Outrage spread Tuesday (June 5th) after a deadly suicide bombing struck the Saudi Arabian city of Medina, one of three attacks in the kingdom within 24 hours, AFP reported.
Religious and political leaders across the Middle East and the Muslim world denounced the attacks, one of which occurred near the Prophet's Mosque that left four dead and came amid preparations for Eid al-Fitr.
There were no claims of responsibility for Monday's bombings in Medina, Jeddah and the eastern city of Qatif, but the "Islamic State of Iraq and the Levant" (ISIL) had previously urged its supporters to carry out attacks during Ramadan.
The bombing in Medina came during sunset prayers at the mosque where Prophet Mohammed is buried, which attracts millions of pilgrims each year.
The Saudi interior ministry said officers became suspicious of a man heading for the mosque through a parking lot.
"As they tried to stop him, he blew himself up with an explosive belt causing his death and the death of four police," the ministry said in a statement, adding that five others were wounded.
At the same time as the Medina attack, another suicide bombing occurred near a mosque in Qatif.
The Saudi interior ministry said "the body parts of three people were found" at the site but had not yet been identified.
Earlier Monday, two police officers were wounded in a suicide bombing in Jeddah.
The targeting of Medina caused widespread outrage across the Muslim world.
The United Nations said it was an attack on all Muslims.
"The significance of this attack cannot simply be measured in terms of the four policemen who were reported to have been killed, and the physical damage. It is an attack on the religion itself," said UN rights office spokesman Rupert Colville.
Saudi Shura Council head Abdullah al-Sheikh said the crime "could not have been perpetrated by someone who had an atom of belief in his heart", while the kingdom's supreme council of clerics said the blasts "prove that those renegades... have violated everything that is sacred".
Egypt's Al-Azhar condemned the attacks and stressed "the sanctity of the houses of God, especially the Prophet's Mosque".
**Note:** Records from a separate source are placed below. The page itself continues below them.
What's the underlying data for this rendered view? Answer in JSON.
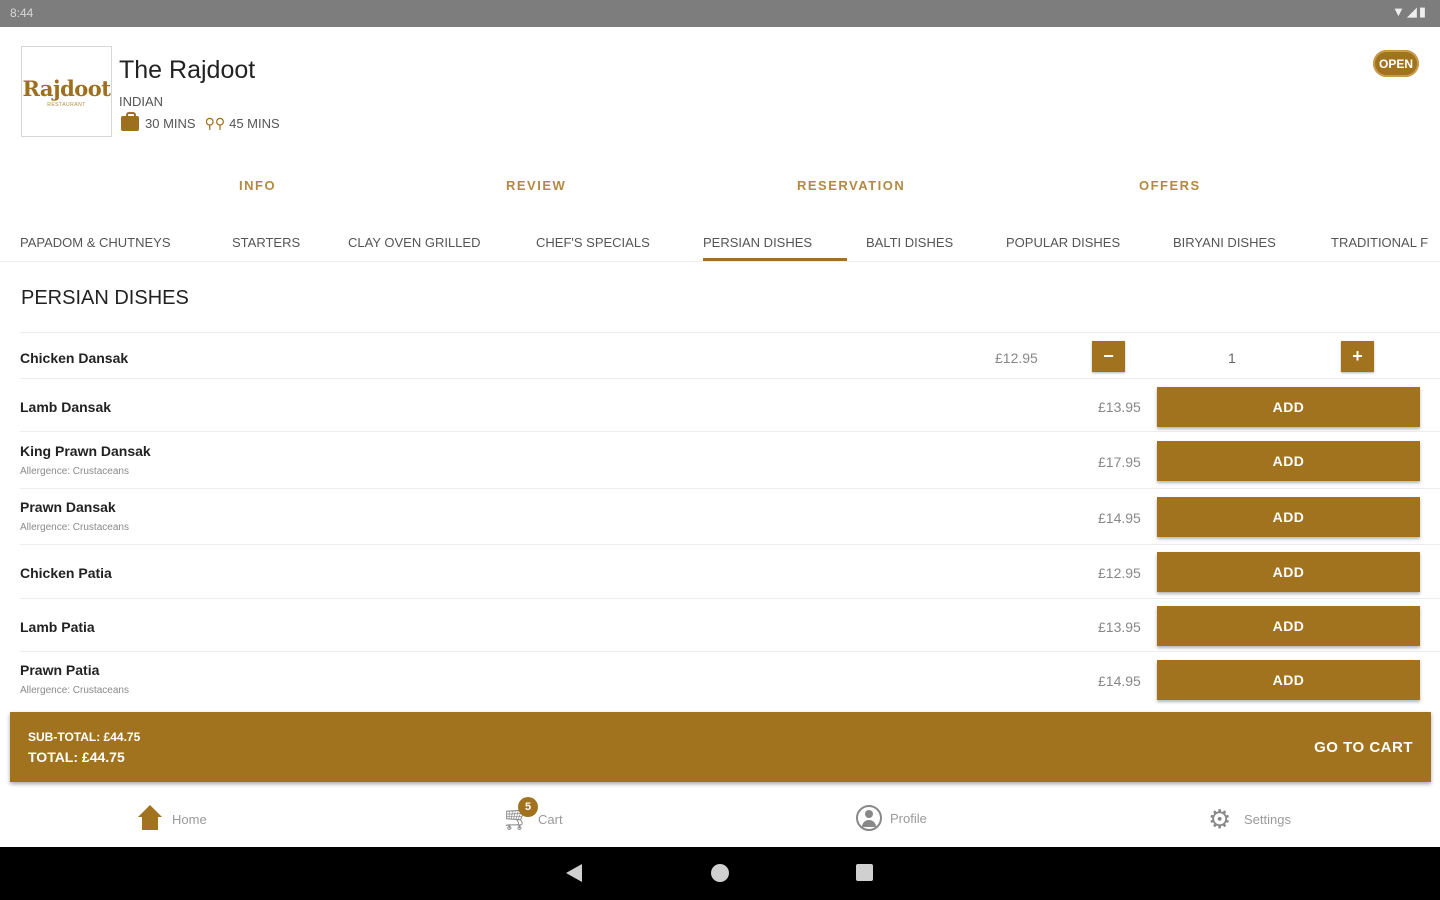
{
  "status_bar": {
    "time": "8:44",
    "icons": "▼◢▮"
  },
  "restaurant": {
    "logo_text": "Rajdoot",
    "logo_subtext": "RESTAURANT",
    "name": "The Rajdoot",
    "cuisine": "INDIAN",
    "collection_time": "30 MINS",
    "delivery_time": "45 MINS",
    "open_badge": "OPEN",
    "accent_color": "#a2731f"
  },
  "main_tabs": [
    "INFO",
    "REVIEW",
    "RESERVATION",
    "OFFERS"
  ],
  "category_tabs": {
    "items": [
      "PAPADOM & CHUTNEYS",
      "STARTERS",
      "CLAY OVEN GRILLED",
      "CHEF'S SPECIALS",
      "PERSIAN DISHES",
      "BALTI DISHES",
      "POPULAR DISHES",
      "BIRYANI DISHES",
      "TRADITIONAL F"
    ],
    "active": "PERSIAN DISHES"
  },
  "section": {
    "title": "PERSIAN DISHES",
    "items": [
      {
        "name": "Chicken Dansak",
        "allergen": "",
        "price": "£12.95",
        "quantity": "1",
        "minus": "−",
        "plus": "+"
      },
      {
        "name": "Lamb Dansak",
        "allergen": "",
        "price": "£13.95",
        "button": "ADD"
      },
      {
        "name": "King Prawn Dansak",
        "allergen": "Allergence: Crustaceans",
        "price": "£17.95",
        "button": "ADD"
      },
      {
        "name": "Prawn Dansak",
        "allergen": "Allergence: Crustaceans",
        "price": "£14.95",
        "button": "ADD"
      },
      {
        "name": "Chicken Patia",
        "allergen": "",
        "price": "£12.95",
        "button": "ADD"
      },
      {
        "name": "Lamb Patia",
        "allergen": "",
        "price": "£13.95",
        "button": "ADD"
      },
      {
        "name": "Prawn Patia",
        "allergen": "Allergence: Crustaceans",
        "price": "£14.95",
        "button": "ADD"
      }
    ]
  },
  "cart_bar": {
    "sub_total": "SUB-TOTAL: £44.75",
    "total": "TOTAL: £44.75",
    "go_to_cart": "GO TO CART"
  },
  "bottom_nav": {
    "home": "Home",
    "cart": "Cart",
    "cart_count": "5",
    "profile": "Profile",
    "settings": "Settings"
  }
}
The Gulf Co-operation Council (GCC) condemned the attack, as did the governments of Jordan and Lebanon, while Iraq said the attacks amounted to "heinous crimes".